__What to produce__
Pull every line with "eraser" from the entries below.

──────── Data shown ────────

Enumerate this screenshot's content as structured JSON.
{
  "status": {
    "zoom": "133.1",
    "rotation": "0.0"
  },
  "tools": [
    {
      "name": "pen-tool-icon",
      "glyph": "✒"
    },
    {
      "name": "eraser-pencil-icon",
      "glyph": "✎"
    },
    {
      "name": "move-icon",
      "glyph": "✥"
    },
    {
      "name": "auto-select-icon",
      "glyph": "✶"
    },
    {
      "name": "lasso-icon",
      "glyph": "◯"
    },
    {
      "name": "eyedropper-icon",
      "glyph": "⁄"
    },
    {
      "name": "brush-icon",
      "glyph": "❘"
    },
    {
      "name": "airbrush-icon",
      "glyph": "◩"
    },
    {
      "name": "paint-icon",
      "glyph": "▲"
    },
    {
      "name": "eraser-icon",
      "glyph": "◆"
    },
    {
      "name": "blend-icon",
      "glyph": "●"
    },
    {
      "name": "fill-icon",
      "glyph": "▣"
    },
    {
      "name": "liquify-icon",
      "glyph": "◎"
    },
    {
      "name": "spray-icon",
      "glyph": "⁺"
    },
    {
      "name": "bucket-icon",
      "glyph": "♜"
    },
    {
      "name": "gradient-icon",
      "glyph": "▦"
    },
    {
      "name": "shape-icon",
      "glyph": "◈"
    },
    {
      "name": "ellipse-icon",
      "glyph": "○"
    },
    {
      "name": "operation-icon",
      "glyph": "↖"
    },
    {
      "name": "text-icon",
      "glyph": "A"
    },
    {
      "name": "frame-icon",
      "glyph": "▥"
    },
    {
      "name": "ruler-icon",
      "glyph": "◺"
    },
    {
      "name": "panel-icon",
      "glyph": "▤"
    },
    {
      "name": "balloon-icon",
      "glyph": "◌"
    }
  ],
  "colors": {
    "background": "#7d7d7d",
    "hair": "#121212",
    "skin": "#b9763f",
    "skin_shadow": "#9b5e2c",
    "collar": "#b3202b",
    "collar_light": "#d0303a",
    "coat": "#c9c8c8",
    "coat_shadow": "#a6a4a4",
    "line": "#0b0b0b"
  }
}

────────

__Response for this exercise__
      "name": "eraser-pencil-icon",
      "name": "eraser-icon",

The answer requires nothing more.